SEOUL, March 28 (UPI) -- A diplomatic spat between South Korea and Japan over an ever-growing list of grievances is a source of concern, South Korean lawmakers said Thursday.
Anxiety over deteriorating ties, among Seoul's politicians affiliated with the Korea-Japan Parliamentarians' Union, comes at a time when both countries have failed to agree on a host of issues, ranging from reparations for "comfort women" and forced laborers, to the appropriateness of an apology from the Japanese emperor for the colonial past.
By Wednesday a Japanese decision to describe a disputed set of islets known as Dokdo or Takeshima as an "integral territory of Japan" in elementary school textbooks provoked anger among South Koreans.
Japan's latest decision on government-approved textbooks has invited criticism and condemnation from Korean politicians, but their misgivings about Tokyo's policies are being offset by uneasiness about the tit-for-tat measures that accelerated in 2018.
Kang Chang-il, head of the nonpartisan parliamentarians' union, and a lawmaker with the ruling Democratic Party, described the current period of bilateral relations as a trial.
"For lawmakers who wish for better relations [with Japan], we are going through a period of hardship," Kang said at a general meeting of the union on Thursday.
Kang is leading diplomatic efforts on the parliamentary level and is genuinely seeking improved ties with Japan.
But in February in an interview with a local newspaper, Kang defended comments from South Korean National Assembly Speaker Moon Hee-sang, who had said the emperor of Japan ought to apologize for wartime crimes. He also said Japanese politicians overreacted to Moon -- who bears no relation to President Moon Jae-in.
On Thursday Kang again raised the issue of reconciliation, saying he hoped Japanese Prime Minister Shinzo Abe would act in a "broad-minded manner."
The disparity between competing and often conflicting goals in Seoul may be taking a toll on South Korean politicians across the spectrum, who, like their constituents, denounce the colonial past and think taking a stand against the right-wing nationalism of Prime Minister Abe is the patriotic thing to do.
But reactions from Tokyo, often in the form of prompt responses to recent South Korean remarks, or complaints lodged with the Korean foreign ministry, have quickly escalated tensions that may not be in Korea's national interest, lawmakers said.
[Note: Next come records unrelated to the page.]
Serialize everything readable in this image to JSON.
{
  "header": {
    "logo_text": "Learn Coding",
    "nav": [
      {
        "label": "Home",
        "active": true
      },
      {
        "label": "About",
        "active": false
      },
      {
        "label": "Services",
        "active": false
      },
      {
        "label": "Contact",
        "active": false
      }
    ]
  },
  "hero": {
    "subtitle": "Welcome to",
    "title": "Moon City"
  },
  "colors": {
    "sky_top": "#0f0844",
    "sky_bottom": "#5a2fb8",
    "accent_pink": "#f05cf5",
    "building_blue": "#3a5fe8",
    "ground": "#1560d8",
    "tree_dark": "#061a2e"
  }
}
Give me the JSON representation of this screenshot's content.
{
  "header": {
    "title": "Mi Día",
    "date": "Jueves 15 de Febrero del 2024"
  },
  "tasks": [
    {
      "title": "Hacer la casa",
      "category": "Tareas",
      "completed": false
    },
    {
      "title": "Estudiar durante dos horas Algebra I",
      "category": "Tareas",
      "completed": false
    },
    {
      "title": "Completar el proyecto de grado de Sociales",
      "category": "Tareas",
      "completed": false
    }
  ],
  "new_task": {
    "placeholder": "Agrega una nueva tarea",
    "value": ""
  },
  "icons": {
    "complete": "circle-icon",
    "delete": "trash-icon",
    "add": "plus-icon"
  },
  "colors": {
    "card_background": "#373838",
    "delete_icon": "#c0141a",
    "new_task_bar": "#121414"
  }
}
Kim Hak-yong, a lawmaker with the main opposition Liberty Korea Party, suggested Thursday increasing disputes is a bad move.
"Korea-Japan relations are going in a direction that is not beneficial to the national interest," Kim said. "This is a cause for great worry."
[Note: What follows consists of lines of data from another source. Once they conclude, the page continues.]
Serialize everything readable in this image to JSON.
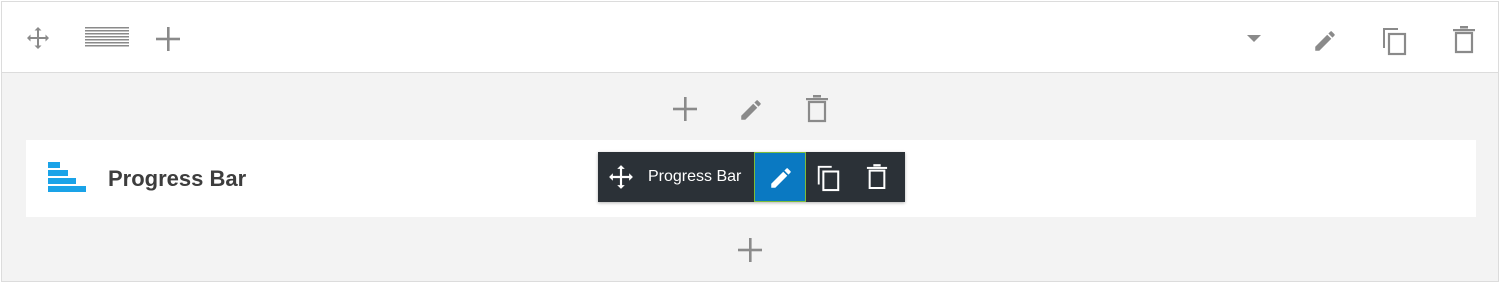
{
  "section_toolbar": {
    "icons": [
      "move-icon",
      "column-layout-icon",
      "add-icon",
      "dropdown-arrow-icon",
      "edit-icon",
      "duplicate-icon",
      "delete-icon"
    ]
  },
  "column_controls": {
    "icons": [
      "add-icon",
      "edit-icon",
      "delete-icon"
    ]
  },
  "widget": {
    "title": "Progress Bar",
    "icon": "progress-bar-icon",
    "accent_color": "#1aa3e8"
  },
  "widget_toolbar": {
    "label": "Progress Bar",
    "icons": [
      "move-icon",
      "edit-icon",
      "duplicate-icon",
      "delete-icon"
    ],
    "background_color": "#2b3137",
    "edit_active_color": "#0a79c2",
    "edit_outline_color": "#7cbc3b"
  },
  "footer": {
    "icons": [
      "add-icon"
    ]
  },
  "colors": {
    "icon_gray": "#8a8a8a",
    "section_bg": "#f3f3f3",
    "border": "#dcdcdc"
  }
}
Kim, a conservative, said the activities of the union, established during the Cold War when Seoul and Tokyo were aligned with Washington against communist powers, needs to be "better known" across parliament.
The union and its committees have a budget approved for use toward bilateral exchange. The group sponsors South Korean parliamentary visits to Japan, and is the counterpart to Japan's Japan-Korea Parliamentarians' Union.
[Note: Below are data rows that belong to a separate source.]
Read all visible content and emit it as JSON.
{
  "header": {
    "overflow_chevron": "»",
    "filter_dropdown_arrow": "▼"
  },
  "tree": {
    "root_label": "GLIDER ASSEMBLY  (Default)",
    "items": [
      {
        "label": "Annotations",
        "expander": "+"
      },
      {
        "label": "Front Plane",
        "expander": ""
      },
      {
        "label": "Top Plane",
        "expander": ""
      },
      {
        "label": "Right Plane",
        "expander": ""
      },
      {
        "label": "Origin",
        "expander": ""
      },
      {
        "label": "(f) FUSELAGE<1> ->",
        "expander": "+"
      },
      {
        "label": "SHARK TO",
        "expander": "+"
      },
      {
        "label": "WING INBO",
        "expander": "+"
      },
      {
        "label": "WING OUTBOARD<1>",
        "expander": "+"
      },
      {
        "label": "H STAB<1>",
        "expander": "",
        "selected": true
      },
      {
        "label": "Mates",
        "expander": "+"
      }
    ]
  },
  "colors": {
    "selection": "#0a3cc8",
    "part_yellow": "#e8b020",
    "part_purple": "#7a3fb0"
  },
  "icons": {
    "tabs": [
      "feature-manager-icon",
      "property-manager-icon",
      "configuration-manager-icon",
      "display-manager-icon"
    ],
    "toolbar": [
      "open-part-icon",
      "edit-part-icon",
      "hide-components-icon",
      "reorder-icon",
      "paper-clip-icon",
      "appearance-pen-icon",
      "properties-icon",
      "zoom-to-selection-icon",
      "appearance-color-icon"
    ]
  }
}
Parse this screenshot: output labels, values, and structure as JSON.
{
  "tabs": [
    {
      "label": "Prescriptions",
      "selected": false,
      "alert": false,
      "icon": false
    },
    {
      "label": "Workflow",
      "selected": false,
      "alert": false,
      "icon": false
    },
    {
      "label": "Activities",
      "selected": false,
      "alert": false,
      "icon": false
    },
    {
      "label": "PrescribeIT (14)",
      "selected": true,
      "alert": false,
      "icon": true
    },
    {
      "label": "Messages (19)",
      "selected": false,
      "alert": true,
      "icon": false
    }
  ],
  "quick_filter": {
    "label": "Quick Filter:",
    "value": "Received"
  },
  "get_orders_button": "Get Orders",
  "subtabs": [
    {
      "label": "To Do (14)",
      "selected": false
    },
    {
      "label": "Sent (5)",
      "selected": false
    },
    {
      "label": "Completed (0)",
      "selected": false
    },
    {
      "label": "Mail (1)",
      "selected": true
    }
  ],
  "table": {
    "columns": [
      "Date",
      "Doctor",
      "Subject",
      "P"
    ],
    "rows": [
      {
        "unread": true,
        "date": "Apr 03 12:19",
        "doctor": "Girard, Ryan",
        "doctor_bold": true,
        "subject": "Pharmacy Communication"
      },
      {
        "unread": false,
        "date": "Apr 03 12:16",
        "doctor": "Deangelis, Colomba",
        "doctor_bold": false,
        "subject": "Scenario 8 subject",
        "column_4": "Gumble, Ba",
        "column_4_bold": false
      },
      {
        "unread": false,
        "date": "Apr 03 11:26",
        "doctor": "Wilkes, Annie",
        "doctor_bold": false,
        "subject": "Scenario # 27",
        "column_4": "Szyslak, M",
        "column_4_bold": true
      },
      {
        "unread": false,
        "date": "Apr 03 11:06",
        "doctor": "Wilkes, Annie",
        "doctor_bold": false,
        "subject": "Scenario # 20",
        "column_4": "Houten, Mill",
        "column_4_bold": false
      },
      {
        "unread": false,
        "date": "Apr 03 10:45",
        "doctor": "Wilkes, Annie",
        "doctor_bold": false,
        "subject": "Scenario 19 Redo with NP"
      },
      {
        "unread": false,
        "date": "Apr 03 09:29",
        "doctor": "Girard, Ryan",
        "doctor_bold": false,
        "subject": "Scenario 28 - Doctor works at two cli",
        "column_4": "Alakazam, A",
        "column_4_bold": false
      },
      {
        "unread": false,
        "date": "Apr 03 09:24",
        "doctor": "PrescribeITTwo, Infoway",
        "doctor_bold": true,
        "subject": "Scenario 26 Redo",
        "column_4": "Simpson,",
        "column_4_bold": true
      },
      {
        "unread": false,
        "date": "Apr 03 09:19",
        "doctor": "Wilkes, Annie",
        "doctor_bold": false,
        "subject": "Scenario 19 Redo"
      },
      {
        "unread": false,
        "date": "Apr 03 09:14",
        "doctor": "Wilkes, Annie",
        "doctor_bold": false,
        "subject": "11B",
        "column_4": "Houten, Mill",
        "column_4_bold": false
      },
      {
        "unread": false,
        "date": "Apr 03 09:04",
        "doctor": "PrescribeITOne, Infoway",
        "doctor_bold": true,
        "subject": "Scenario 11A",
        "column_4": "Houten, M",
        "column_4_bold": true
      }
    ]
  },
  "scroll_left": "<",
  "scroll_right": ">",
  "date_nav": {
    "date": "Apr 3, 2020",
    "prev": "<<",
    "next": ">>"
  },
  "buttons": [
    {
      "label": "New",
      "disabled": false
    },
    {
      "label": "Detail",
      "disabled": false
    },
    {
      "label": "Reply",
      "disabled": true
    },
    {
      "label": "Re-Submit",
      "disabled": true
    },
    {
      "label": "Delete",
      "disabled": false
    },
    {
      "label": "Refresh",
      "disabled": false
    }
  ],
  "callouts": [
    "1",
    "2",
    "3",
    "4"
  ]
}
The exchanges are an opportunity to make personal contact, a valuable experience for politicians in both democracies. On Thursday, the group proposed the next joint conference be held in Kyoto, rather than in Tokyo, and subsequently in the South Korean city of Gyeongju, the capital of a Korean kingdom dating back to antiquity.
The choice of cities may be symbolic. Japan and Korea had heavy cross-border influence on each other in ancient times. In 2001, Emperor Akihito went as far as to say he "felt a certain kinship with Korea" given the imperial family's chronicled origins.
But even as plans are being proposed, the union could be coping with budget cuts that may be limited to certain activities, such as travel.
Kang confirmed payroll expenses have been cut, while others said budget cutbacks are "significant."
The union said Thursday its annual subsidy was about $460,000 in 2018, but that it also "returned" about $100,000 of personnel and working expenses.
In 2016, the union came under local scrutiny following reports it had received nearly $10 million in subsidies from 1997 to 2015 without providing "legal evidence."